◆ Provided data:
::::::
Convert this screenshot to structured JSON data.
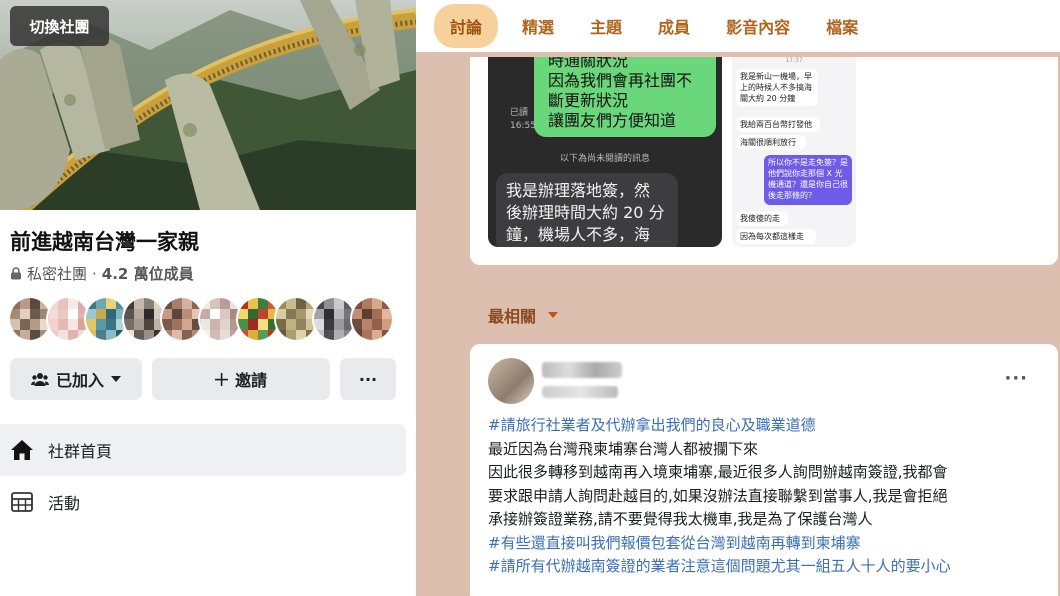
{
  "group": {
    "switch_label": "切換社團",
    "name": "前進越南台灣一家親",
    "privacy": "私密社團",
    "separator": "·",
    "members": "4.2 萬位成員"
  },
  "actions": {
    "joined_label": "已加入",
    "invite_label": "邀請",
    "more_label": "···"
  },
  "nav": {
    "home_label": "社群首頁",
    "events_label": "活動"
  },
  "tabs": [
    "討論",
    "精選",
    "主題",
    "成員",
    "影音內容",
    "檔案"
  ],
  "chat": {
    "green_lines": [
      "時通關狀況",
      "因為我們會再社團不",
      "斷更新狀況",
      "讓團友們方便知道"
    ],
    "read_label": "已讀",
    "time": "16:55",
    "divider": "以下為尚未閱讀的訊息",
    "gray_lines": [
      "我是辦理落地簽，然",
      "後辦理時間大約 20 分",
      "鐘，機場人不多，海"
    ],
    "right_time": "17:37",
    "right_msgs": [
      "我是新山一機場，早上的時候人不多搞海關大約 20 分鐘",
      "我給兩百台幣打發他",
      "海關很順利放行",
      "所以你不是走免簽？是他們說你走那個 X 光機通道？還是你自己很後走那條的？",
      "我傻傻的走",
      "因為每次都這樣走"
    ]
  },
  "sort": {
    "label": "最相關"
  },
  "post": {
    "more_label": "···",
    "lines": [
      {
        "text": "#請旅行社業者及代辦拿出我們的良心及職業道德",
        "tag": true
      },
      {
        "text": "最近因為台灣飛柬埔寨台灣人都被攔下來",
        "tag": false
      },
      {
        "text": "因此很多轉移到越南再入境柬埔寨,最近很多人詢問辦越南簽證,我都會",
        "tag": false
      },
      {
        "text": "要求跟申請人詢問赴越目的,如果沒辦法直接聯繫到當事人,我是會拒絕",
        "tag": false
      },
      {
        "text": "承接辦簽證業務,請不要覺得我太機車,我是為了保護台灣人",
        "tag": false
      },
      {
        "text": "#有些還直接叫我們報價包套從台灣到越南再轉到柬埔寨",
        "tag": true
      },
      {
        "text": "#請所有代辦越南簽證的業者注意這個問題尤其一組五人十人的要小心",
        "tag": true
      }
    ]
  },
  "colors": {
    "page_bg": "#dcbfae",
    "tab_text": "#b0651f",
    "tab_active_bg": "#f7d19b",
    "hashtag": "#3b6fb6",
    "chat_green": "#69d77a"
  },
  "icons": [
    "lock-icon",
    "people-icon",
    "caret-down-icon",
    "plus-icon",
    "home-icon",
    "calendar-icon",
    "sort-caret-icon"
  ]
}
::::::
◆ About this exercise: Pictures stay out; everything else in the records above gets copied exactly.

◆ Solved problem:
Convert this screenshot to structured JSON data.
{
  "group": {
    "switch_label": "切換社團",
    "name": "前進越南台灣一家親",
    "privacy": "私密社團",
    "separator": "·",
    "members": "4.2 萬位成員"
  },
  "actions": {
    "joined_label": "已加入",
    "invite_label": "邀請",
    "more_label": "···"
  },
  "nav": {
    "home_label": "社群首頁",
    "events_label": "活動"
  },
  "tabs": [
    "討論",
    "精選",
    "主題",
    "成員",
    "影音內容",
    "檔案"
  ],
  "chat": {
    "green_lines": [
      "時通關狀況",
      "因為我們會再社團不",
      "斷更新狀況",
      "讓團友們方便知道"
    ],
    "read_label": "已讀",
    "time": "16:55",
    "divider": "以下為尚未閱讀的訊息",
    "gray_lines": [
      "我是辦理落地簽，然",
      "後辦理時間大約 20 分",
      "鐘，機場人不多，海"
    ],
    "right_time": "17:37",
    "right_msgs": [
      "我是新山一機場，早上的時候人不多搞海關大約 20 分鐘",
      "我給兩百台幣打發他",
      "海關很順利放行",
      "所以你不是走免簽？是他們說你走那個 X 光機通道？還是你自己很後走那條的？",
      "我傻傻的走",
      "因為每次都這樣走"
    ]
  },
  "sort": {
    "label": "最相關"
  },
  "post": {
    "more_label": "···",
    "lines": [
      {
        "text": "#請旅行社業者及代辦拿出我們的良心及職業道德",
        "tag": true
      },
      {
        "text": "最近因為台灣飛柬埔寨台灣人都被攔下來",
        "tag": false
      },
      {
        "text": "因此很多轉移到越南再入境柬埔寨,最近很多人詢問辦越南簽證,我都會",
        "tag": false
      },
      {
        "text": "要求跟申請人詢問赴越目的,如果沒辦法直接聯繫到當事人,我是會拒絕",
        "tag": false
      },
      {
        "text": "承接辦簽證業務,請不要覺得我太機車,我是為了保護台灣人",
        "tag": false
      },
      {
        "text": "#有些還直接叫我們報價包套從台灣到越南再轉到柬埔寨",
        "tag": true
      },
      {
        "text": "#請所有代辦越南簽證的業者注意這個問題尤其一組五人十人的要小心",
        "tag": true
      }
    ]
  },
  "colors": {
    "page_bg": "#dcbfae",
    "tab_text": "#b0651f",
    "tab_active_bg": "#f7d19b",
    "hashtag": "#3b6fb6",
    "chat_green": "#69d77a"
  },
  "icons": [
    "lock-icon",
    "people-icon",
    "caret-down-icon",
    "plus-icon",
    "home-icon",
    "calendar-icon",
    "sort-caret-icon"
  ]
}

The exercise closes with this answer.